◆ **Instructions for the task**
For every line in the data below that contains "knowr", copy the line.

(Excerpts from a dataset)
* * * * * * * * *
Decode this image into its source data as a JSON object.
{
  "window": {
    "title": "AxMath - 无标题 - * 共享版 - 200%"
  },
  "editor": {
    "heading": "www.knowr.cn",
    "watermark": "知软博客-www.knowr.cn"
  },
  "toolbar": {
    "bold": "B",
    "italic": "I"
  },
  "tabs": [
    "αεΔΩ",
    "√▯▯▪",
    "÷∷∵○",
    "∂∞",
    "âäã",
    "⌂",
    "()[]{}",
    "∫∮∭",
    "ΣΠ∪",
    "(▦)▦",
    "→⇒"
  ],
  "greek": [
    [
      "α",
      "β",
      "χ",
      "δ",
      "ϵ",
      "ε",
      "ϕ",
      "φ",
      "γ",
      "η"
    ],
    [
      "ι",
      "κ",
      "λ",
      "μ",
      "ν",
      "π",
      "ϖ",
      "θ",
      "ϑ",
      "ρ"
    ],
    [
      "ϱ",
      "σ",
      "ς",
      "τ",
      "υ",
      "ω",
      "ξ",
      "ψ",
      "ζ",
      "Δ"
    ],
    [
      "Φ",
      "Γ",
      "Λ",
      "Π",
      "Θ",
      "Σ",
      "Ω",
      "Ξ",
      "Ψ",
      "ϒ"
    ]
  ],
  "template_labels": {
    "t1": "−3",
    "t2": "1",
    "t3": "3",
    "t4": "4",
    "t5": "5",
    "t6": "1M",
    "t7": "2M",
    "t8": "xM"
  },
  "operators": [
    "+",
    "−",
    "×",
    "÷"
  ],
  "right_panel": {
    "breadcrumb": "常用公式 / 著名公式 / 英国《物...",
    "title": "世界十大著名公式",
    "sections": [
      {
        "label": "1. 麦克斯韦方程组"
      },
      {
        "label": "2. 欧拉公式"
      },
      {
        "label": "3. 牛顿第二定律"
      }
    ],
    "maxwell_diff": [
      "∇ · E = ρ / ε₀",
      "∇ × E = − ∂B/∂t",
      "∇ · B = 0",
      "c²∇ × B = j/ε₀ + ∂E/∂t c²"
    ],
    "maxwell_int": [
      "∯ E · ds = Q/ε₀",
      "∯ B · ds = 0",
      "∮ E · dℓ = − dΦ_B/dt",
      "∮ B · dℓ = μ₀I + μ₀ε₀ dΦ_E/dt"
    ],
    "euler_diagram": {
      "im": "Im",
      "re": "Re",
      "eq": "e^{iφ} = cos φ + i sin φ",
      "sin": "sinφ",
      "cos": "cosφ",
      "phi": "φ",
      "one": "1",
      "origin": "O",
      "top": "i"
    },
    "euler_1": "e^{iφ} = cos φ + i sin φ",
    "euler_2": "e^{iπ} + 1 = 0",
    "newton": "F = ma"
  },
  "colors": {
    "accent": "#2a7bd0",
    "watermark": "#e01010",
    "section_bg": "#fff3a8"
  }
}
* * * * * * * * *
◆ **Solution for this problem**
    "heading": "www.knowr.cn",
    "watermark": "知软博客-www.knowr.cn"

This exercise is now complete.